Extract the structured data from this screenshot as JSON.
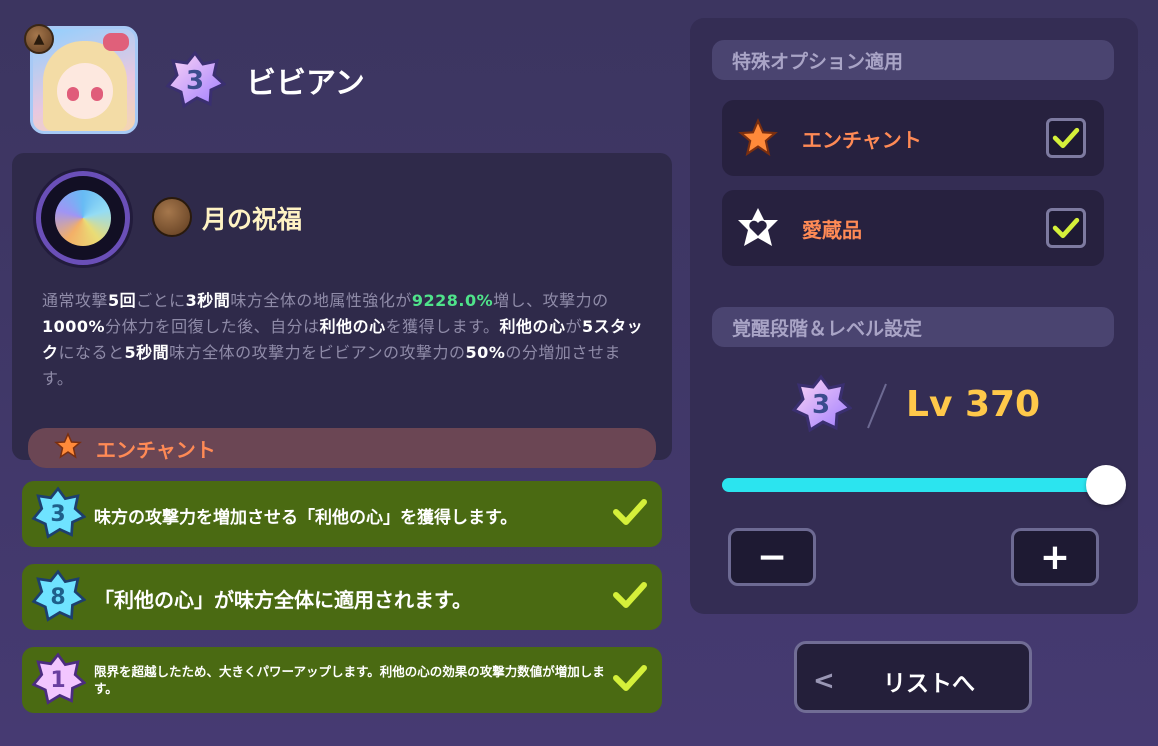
{
  "character": {
    "name": "ビビアン",
    "awakening": "3"
  },
  "skill": {
    "name": "月の祝福",
    "description_parts": [
      {
        "t": "通常攻撃",
        "s": "n"
      },
      {
        "t": "5回",
        "s": "b"
      },
      {
        "t": "ごとに",
        "s": "n"
      },
      {
        "t": "3秒間",
        "s": "b"
      },
      {
        "t": "味方全体の地属性強化が",
        "s": "n"
      },
      {
        "t": "9228.0%",
        "s": "g"
      },
      {
        "t": "増し、攻撃力の",
        "s": "n"
      },
      {
        "t": "1000%",
        "s": "b"
      },
      {
        "t": "分体力を回復した後、自分は",
        "s": "n"
      },
      {
        "t": "利他の心",
        "s": "b"
      },
      {
        "t": "を獲得します。",
        "s": "n"
      },
      {
        "t": "利他の心",
        "s": "b"
      },
      {
        "t": "が",
        "s": "n"
      },
      {
        "t": "5スタック",
        "s": "b"
      },
      {
        "t": "になると",
        "s": "n"
      },
      {
        "t": "5秒間",
        "s": "b"
      },
      {
        "t": "味方全体の攻撃力をビビアンの攻撃力の",
        "s": "n"
      },
      {
        "t": "50%",
        "s": "b"
      },
      {
        "t": "の分増加させます。",
        "s": "n"
      }
    ],
    "enchant_header": "エンチャント"
  },
  "unlocks": [
    {
      "badge": "3",
      "text": "味方の攻撃力を増加させる「利他の心」を獲得します。",
      "checked": true
    },
    {
      "badge": "8",
      "text": "「利他の心」が味方全体に適用されます。",
      "checked": true
    },
    {
      "badge": "1",
      "text": "限界を超越したため、大きくパワーアップします。利他の心の効果の攻撃力数値が増加します。",
      "checked": true
    }
  ],
  "options": {
    "header": "特殊オプション適用",
    "items": [
      {
        "label": "エンチャント",
        "icon": "star-icon",
        "checked": true
      },
      {
        "label": "愛蔵品",
        "icon": "heart-emblem-icon",
        "checked": true
      }
    ]
  },
  "level_settings": {
    "header": "覚醒段階＆レベル設定",
    "awakening": "3",
    "level_text": "Lv 370",
    "slider_fraction": 1.0,
    "minus_label": "−",
    "plus_label": "+"
  },
  "back_button": {
    "chevron": "<",
    "label": "リストへ"
  },
  "colors": {
    "background": "#3f3766",
    "accent_green_row": "#4a6a12",
    "check": "#d5f03a",
    "option_label": "#ff8a55",
    "level": "#ffc84a",
    "slider": "#2be4ef"
  }
}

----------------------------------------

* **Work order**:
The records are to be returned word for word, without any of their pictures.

* **Answer box**:
Extract the structured data from this screenshot as JSON.
{
  "character": {
    "name": "ビビアン",
    "awakening": "3"
  },
  "skill": {
    "name": "月の祝福",
    "description_parts": [
      {
        "t": "通常攻撃",
        "s": "n"
      },
      {
        "t": "5回",
        "s": "b"
      },
      {
        "t": "ごとに",
        "s": "n"
      },
      {
        "t": "3秒間",
        "s": "b"
      },
      {
        "t": "味方全体の地属性強化が",
        "s": "n"
      },
      {
        "t": "9228.0%",
        "s": "g"
      },
      {
        "t": "増し、攻撃力の",
        "s": "n"
      },
      {
        "t": "1000%",
        "s": "b"
      },
      {
        "t": "分体力を回復した後、自分は",
        "s": "n"
      },
      {
        "t": "利他の心",
        "s": "b"
      },
      {
        "t": "を獲得します。",
        "s": "n"
      },
      {
        "t": "利他の心",
        "s": "b"
      },
      {
        "t": "が",
        "s": "n"
      },
      {
        "t": "5スタック",
        "s": "b"
      },
      {
        "t": "になると",
        "s": "n"
      },
      {
        "t": "5秒間",
        "s": "b"
      },
      {
        "t": "味方全体の攻撃力をビビアンの攻撃力の",
        "s": "n"
      },
      {
        "t": "50%",
        "s": "b"
      },
      {
        "t": "の分増加させます。",
        "s": "n"
      }
    ],
    "enchant_header": "エンチャント"
  },
  "unlocks": [
    {
      "badge": "3",
      "text": "味方の攻撃力を増加させる「利他の心」を獲得します。",
      "checked": true
    },
    {
      "badge": "8",
      "text": "「利他の心」が味方全体に適用されます。",
      "checked": true
    },
    {
      "badge": "1",
      "text": "限界を超越したため、大きくパワーアップします。利他の心の効果の攻撃力数値が増加します。",
      "checked": true
    }
  ],
  "options": {
    "header": "特殊オプション適用",
    "items": [
      {
        "label": "エンチャント",
        "icon": "star-icon",
        "checked": true
      },
      {
        "label": "愛蔵品",
        "icon": "heart-emblem-icon",
        "checked": true
      }
    ]
  },
  "level_settings": {
    "header": "覚醒段階＆レベル設定",
    "awakening": "3",
    "level_text": "Lv 370",
    "slider_fraction": 1.0,
    "minus_label": "−",
    "plus_label": "+"
  },
  "back_button": {
    "chevron": "<",
    "label": "リストへ"
  },
  "colors": {
    "background": "#3f3766",
    "accent_green_row": "#4a6a12",
    "check": "#d5f03a",
    "option_label": "#ff8a55",
    "level": "#ffc84a",
    "slider": "#2be4ef"
  }
}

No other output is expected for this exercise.